What are your thoughts on teaching mythology in your homeschool?  If you don’t do so for religious reasons, I would love to hear your rationale.  If you do, regardless of your belief system, let me know what made you decide to include it.  Either way, I will continue to include mythology in the Lit Mama Homeschool curricula.  Remember, the world wouldn’t be the same without it.

Love wins,

KT

My Other Obsession

Have I ever told you about my complete enthrallment with binders?  For any type of paper organization, I am a binder girl.  With the help of a good three-hole punch, nothing ever gets lost.  I keep track of my blog with a binder.  I keep track of my diet with a binder.  I keep track of my bills in a binder.

As a homeschooling mama, I utilize binders in lots of ways.  It can get expensive, but I’ve found that in this instance, garage sales are my friend.  I can usually find them for about 25 cents.  I once picked up a whole box of binders (had about 20 in it) for $2.  That’s the cost of One in the store!  I can’t tell you how I happy-danced back to the car.  Here’s why:

chemistry binder front chemistry binder inside

   We use binders to keep track of our worksheets, to do notebooking and lapbooking, to write vocabulary words and take notes, for everything from science to writing to reading to history.  It’s like having the whole class in one convenient place.

When we begin each class, the Littles just pull out their binders and turn to the next blank page or worksheet.  They don’t lose any information to the bottomless pits that can become of their book boxes.  If we have to refer back to something for some reason, we can easily find it.  If I decide to test their memories with a quiz, they know where to look to study.

twist binder front
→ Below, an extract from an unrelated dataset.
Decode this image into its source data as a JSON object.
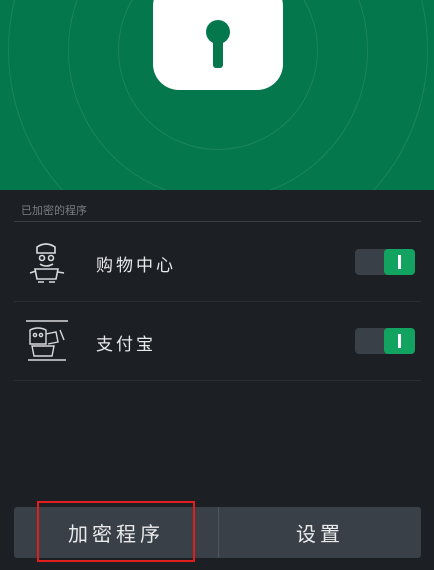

This is a pic of our Oliver Twist study guide binder.  The book is long and there is a lot to be gleaned from it, so the study guide is over 200 pages.  It’s packed with vocab and study questions and directions for activities, such as crafts, art projects, geography studies, and even some health and social studies projects.  It’s wonderful to just be able to open it to the next chapter and have it sitting in front of them while they read the book.

little twist binderOf course, we finished Oliver Twist today (a little early; we read three chapters.  None of us could wait till next week to read the end!), so this binder will be filed away with the others we’ve filled over the years, on a shelf in their bedroom where all that knowledge is at their fingertips and in their own handwriting!  That’s my favorite part about using a binder–once you’re done, everything you’ve learned stays protected in one ‘handy-dandy notebook.’ (A Blue’s Clues reference they are still somehow young enough to appreciate! haha)
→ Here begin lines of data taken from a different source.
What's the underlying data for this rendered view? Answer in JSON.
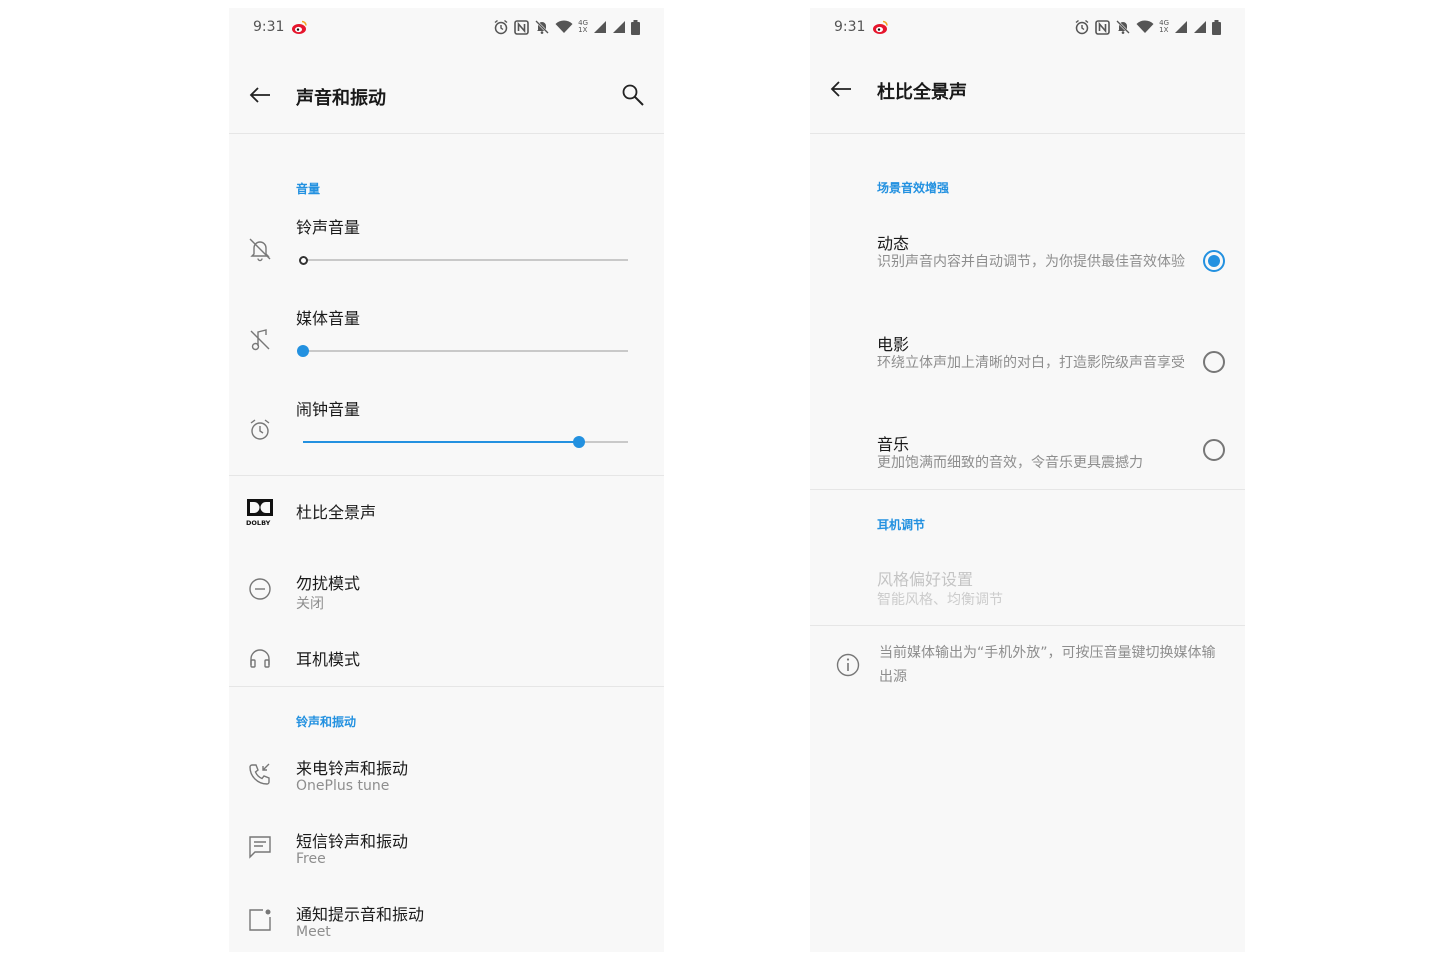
{
  "colors": {
    "accent": "#2391e0",
    "background": "#f8f8f8",
    "text_primary": "#1a1a1a",
    "text_secondary": "#8e8e8e"
  },
  "status_bar": {
    "time": "9:31",
    "icons": [
      "weibo-icon",
      "alarm-icon",
      "nfc-icon",
      "mute-bell-icon",
      "wifi-icon",
      "network-4g-icon",
      "signal-icon",
      "battery-icon"
    ],
    "network_top": "4G",
    "network_bottom": "1X"
  },
  "left": {
    "title": "声音和振动",
    "volume": {
      "header": "音量",
      "ringtone": {
        "label": "铃声音量",
        "level": 0
      },
      "media": {
        "label": "媒体音量",
        "level": 0
      },
      "alarm": {
        "label": "闹钟音量",
        "level": 0.85
      }
    },
    "dolby": {
      "label": "杜比全景声",
      "logo_text": "DOLBY"
    },
    "dnd": {
      "label": "勿扰模式",
      "value": "关闭"
    },
    "headphone": {
      "label": "耳机模式"
    },
    "ring_vibration": {
      "header": "铃声和振动",
      "call": {
        "label": "来电铃声和振动",
        "value": "OnePlus tune"
      },
      "sms": {
        "label": "短信铃声和振动",
        "value": "Free"
      },
      "notification": {
        "label": "通知提示音和振动",
        "value": "Meet"
      }
    }
  },
  "right": {
    "title": "杜比全景声",
    "scene": {
      "header": "场景音效增强",
      "selected": 0,
      "options": [
        {
          "title": "动态",
          "desc": "识别声音内容并自动调节，为你提供最佳音效体验"
        },
        {
          "title": "电影",
          "desc": "环绕立体声加上清晰的对白，打造影院级声音享受"
        },
        {
          "title": "音乐",
          "desc": "更加饱满而细致的音效，令音乐更具震撼力"
        }
      ]
    },
    "headphone_tuning": {
      "header": "耳机调节",
      "style": {
        "label": "风格偏好设置",
        "sub": "智能风格、均衡调节"
      }
    },
    "info": "当前媒体输出为“手机外放”，可按压音量键切换媒体输出源"
  }
}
I can’t sing the praises of binders for homeschool families enough.  If you’re like me and you love the use of worksheets AND notebooking AND lapbooking, you can keep it all in one convenient place.  We hole-punch construction paper for lapbooking and just add it to the binder.  A little different from the file folders we started out in, but actually neater, too.

If you can’t afford binders, or have a class that just doesn’t require all that space, the next best thing is a 3-prong folder.
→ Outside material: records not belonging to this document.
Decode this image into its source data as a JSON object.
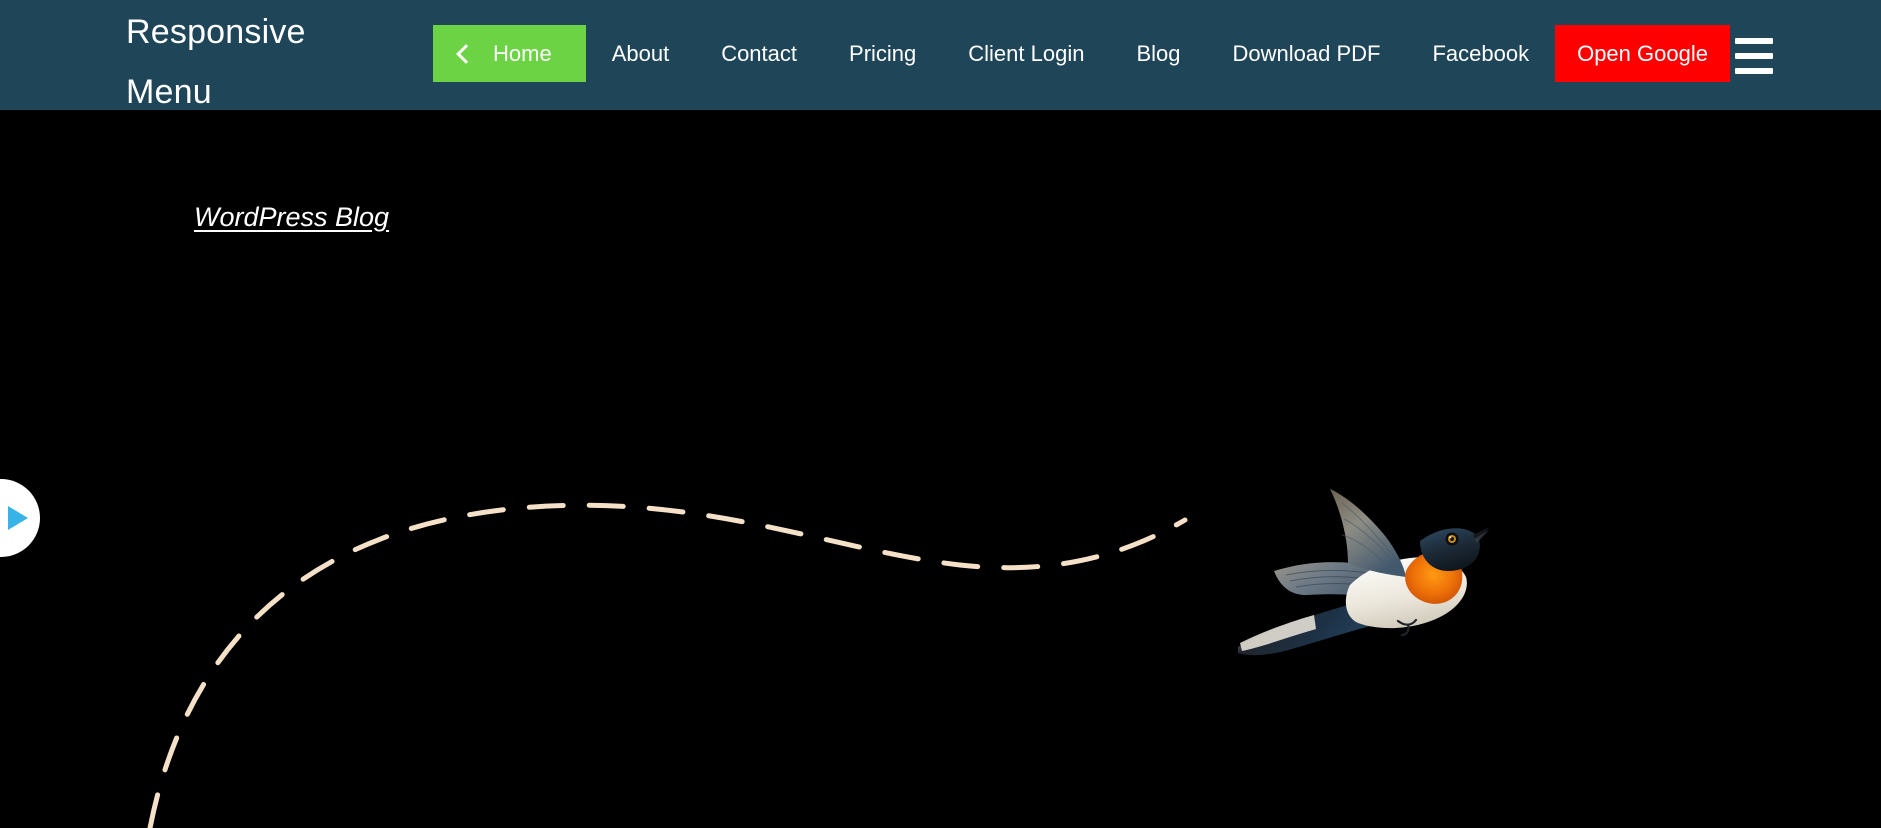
{
  "header": {
    "brand": "Responsive Menu",
    "background_color": "#1e4558",
    "nav_items": [
      {
        "label": "Home",
        "state": "active",
        "icon": "chevron-left-icon",
        "bg": "#6cd444"
      },
      {
        "label": "About",
        "state": "default",
        "icon": null,
        "bg": null
      },
      {
        "label": "Contact",
        "state": "default",
        "icon": null,
        "bg": null
      },
      {
        "label": "Pricing",
        "state": "default",
        "icon": null,
        "bg": null
      },
      {
        "label": "Client Login",
        "state": "default",
        "icon": null,
        "bg": null
      },
      {
        "label": "Blog",
        "state": "default",
        "icon": null,
        "bg": null
      },
      {
        "label": "Download PDF",
        "state": "default",
        "icon": null,
        "bg": null
      },
      {
        "label": "Facebook",
        "state": "default",
        "icon": null,
        "bg": null
      },
      {
        "label": "Open Google",
        "state": "danger",
        "icon": null,
        "bg": "#ff0000"
      }
    ],
    "menu_toggle": {
      "icon": "hamburger-icon",
      "bar_count": 3,
      "color": "#ffffff"
    }
  },
  "hero": {
    "background_color": "#000000",
    "blog_link": "WordPress Blog",
    "slider_prev": {
      "icon": "play-triangle-icon",
      "circle_color": "#ffffff",
      "triangle_color": "#37b3e8"
    },
    "flight_path": {
      "color": "#f5e0c8",
      "style": "dashed"
    },
    "bird": {
      "alt": "flying bird illustration",
      "throat_color": "#e8700a",
      "wing_color": "#2c4558",
      "belly_color": "#f0ece2"
    }
  }
}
art history binder insideYou know, those folders you can get at Walmart for 15 cents during the back-to-school sales.  We’re using this one for art history this year.  As you can see, we even use lapbook elements in the middle of our notes sometimes.

It took me about a year to realize I could incorporate my binder obsession into our homeschool, and another year until it became the way I keep Everything organized.  Even my school calendars and curriculum plans.  The only thing we don’t use binders for these days is math, which we do in plain old notebooks.  I wish I would have used binders sooner.  So I’m hoping you’ll like the idea and use it as well.  Because if I can help make things easier for you, then I’m a happy binder-lady.

Do you have a tool that seems obvious but that most people might not think about implementing?  If so, share it with me.  I like my life to be made easier too!

Love wins,

KT

P.S.  If you’re wondering about the little scraps of paper on the binders in the pics, well, they’re covering up a name of course!  They come off for school work. 🙂